Launched in 1997 by the Fairtrade Foundation, Fairtrade Fortnight is at the heart of the brand’s mission to promote fair pay for farmers in the Third World and it explains to Gorkana how it is using a simple message to make the most of a mix of channels to stand-out in an overcrowded market.
The campaign, which launched today (29 February) and ends 12 March, will release two 90 second films via Facebook, YouTube and Twitter telling the stories of Fairtrade farmers and how they are able to provide food for their families throughout the year.
In addition, Instagram will be the launch platform for a 15 second film aimed at a younger demographic.
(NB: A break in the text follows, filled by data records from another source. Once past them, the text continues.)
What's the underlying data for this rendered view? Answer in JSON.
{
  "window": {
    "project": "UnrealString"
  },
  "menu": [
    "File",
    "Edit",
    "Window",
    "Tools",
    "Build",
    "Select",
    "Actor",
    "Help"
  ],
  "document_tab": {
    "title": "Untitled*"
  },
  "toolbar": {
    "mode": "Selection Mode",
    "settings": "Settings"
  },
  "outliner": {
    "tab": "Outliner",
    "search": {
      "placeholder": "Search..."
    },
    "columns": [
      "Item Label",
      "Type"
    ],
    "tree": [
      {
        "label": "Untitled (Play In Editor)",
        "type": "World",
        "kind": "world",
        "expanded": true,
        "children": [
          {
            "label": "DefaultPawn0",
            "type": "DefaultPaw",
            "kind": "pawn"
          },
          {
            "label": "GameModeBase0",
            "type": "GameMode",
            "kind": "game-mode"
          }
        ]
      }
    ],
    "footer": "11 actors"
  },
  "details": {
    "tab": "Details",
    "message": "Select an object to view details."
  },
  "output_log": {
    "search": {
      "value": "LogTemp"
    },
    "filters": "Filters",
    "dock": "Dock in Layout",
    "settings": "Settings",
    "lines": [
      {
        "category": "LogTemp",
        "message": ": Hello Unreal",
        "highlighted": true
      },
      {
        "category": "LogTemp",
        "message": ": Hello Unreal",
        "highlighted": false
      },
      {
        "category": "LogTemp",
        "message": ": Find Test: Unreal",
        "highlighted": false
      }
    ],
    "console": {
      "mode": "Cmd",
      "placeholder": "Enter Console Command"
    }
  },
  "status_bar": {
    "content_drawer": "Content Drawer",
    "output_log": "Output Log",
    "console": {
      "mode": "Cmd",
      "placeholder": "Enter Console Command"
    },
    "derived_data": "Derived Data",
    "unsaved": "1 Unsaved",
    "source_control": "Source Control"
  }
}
This video will make the connection between typical daily breakfasts and the farmers that make those breakfasts possible. Both films will be featured on a microsite telling the story of food poverty through animated HTML pages.
Martine Parry, media and PR manager for mainstream consumer audiences at Fairtrade Foundation, said: “This year we will steer toward harder hitting content that tells the story of food poverty to provoke consumers into thinking more about how dependent they are on the farmers that provide our food.”
“Provocative” content is also set to be delivered throughout social channels in the form of infographics and statistics. In addition, ‘breakfast inspiration’ posts – showing the different ways people can have a Fairtrade breakfast – and user generated posts in response to the campaign will be shared around the country.
Fairtrade Fortnight, which is backed by a range of brands including Waitrose, Aldi and Cadbury, will also feature new collaborations with TV presenter Laura Jackson and TV and radio presenter Alice Levine. They both are hosting the Big Fairtrade Breakfast, which was held in London today.
Parry said: “Press stunts will bring our call to action to life, producers visiting the UK will tour Fairtrade towns, villages, schools and churches and our celebrity ambassadors will help us communicate our message in a way that is accessible for a consumer audience.”
Fighting consumer fatigue with a single message
Campaigns aimed at influencing how consumers purchase their food, where they go and what they buy are becoming increasingly frequent. Adding to the clout are government campaigns, such as Campaign4life’s latest ‘sugar smart’ initiative, which have created debate around how products in the UK should be labelled and what consumers need to watch out for.
Parry told Gorkana that to help the Fairtrade Foundation stand out, this year’s campaign will focus on a simple message across a variety of platforms. She said: “What is special about our messaging this year is that we are going out with a single, consistent call to action that will work for everyone.
“This year’s campaign is very integrated across all channels and has a single call to action around food security, whereas last year we focused on why Fairtrade matters and also on the crisis facing sugar cane farmers in the developing world.